* **Task directions**
Work out how many lines in the material beneath contain "label". Give only that number.

-- Provided material follows --

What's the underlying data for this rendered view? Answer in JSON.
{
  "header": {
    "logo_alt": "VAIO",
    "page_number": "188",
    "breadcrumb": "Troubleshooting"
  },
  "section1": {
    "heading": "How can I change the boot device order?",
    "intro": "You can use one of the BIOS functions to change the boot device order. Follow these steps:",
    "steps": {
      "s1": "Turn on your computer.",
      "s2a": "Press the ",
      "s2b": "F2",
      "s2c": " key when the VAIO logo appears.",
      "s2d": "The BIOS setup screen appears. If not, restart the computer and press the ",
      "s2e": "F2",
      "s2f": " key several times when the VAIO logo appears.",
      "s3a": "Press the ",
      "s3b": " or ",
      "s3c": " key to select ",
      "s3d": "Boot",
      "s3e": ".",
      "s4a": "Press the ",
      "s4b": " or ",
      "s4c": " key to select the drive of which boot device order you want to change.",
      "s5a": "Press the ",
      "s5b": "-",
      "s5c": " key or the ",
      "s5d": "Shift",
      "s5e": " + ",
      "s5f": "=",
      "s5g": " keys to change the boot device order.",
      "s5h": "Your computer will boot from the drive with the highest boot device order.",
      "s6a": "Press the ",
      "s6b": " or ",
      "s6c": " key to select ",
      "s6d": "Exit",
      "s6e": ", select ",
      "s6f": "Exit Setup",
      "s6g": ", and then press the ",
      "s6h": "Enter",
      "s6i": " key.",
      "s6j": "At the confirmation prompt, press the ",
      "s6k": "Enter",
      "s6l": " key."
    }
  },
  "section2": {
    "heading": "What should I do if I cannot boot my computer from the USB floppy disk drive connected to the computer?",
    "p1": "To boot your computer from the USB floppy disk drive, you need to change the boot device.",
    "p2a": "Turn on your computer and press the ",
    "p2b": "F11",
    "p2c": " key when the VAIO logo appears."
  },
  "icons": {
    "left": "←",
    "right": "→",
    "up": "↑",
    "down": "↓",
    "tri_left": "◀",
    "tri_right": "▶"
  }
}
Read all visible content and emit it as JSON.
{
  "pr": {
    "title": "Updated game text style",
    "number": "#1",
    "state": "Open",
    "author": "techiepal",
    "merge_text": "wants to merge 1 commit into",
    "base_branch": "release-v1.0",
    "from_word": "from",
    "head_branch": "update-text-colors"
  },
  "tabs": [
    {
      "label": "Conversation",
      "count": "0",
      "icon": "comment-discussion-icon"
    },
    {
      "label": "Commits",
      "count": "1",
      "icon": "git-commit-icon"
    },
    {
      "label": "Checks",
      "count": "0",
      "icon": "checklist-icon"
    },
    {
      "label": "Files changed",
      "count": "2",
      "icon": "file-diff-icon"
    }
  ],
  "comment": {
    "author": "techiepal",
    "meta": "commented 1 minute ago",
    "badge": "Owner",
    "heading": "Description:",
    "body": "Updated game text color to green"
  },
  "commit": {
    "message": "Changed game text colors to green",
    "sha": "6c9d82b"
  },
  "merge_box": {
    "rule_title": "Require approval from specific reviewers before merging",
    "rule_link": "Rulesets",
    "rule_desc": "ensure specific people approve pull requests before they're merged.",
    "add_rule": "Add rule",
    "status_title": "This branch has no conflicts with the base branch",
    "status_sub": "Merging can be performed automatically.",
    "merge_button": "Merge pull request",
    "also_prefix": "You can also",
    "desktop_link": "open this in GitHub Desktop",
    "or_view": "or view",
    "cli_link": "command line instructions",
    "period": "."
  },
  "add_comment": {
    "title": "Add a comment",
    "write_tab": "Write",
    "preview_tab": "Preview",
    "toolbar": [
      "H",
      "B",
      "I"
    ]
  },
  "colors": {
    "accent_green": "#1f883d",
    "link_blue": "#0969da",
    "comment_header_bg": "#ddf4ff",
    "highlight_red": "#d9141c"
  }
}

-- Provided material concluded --

* **Answer for the task**
4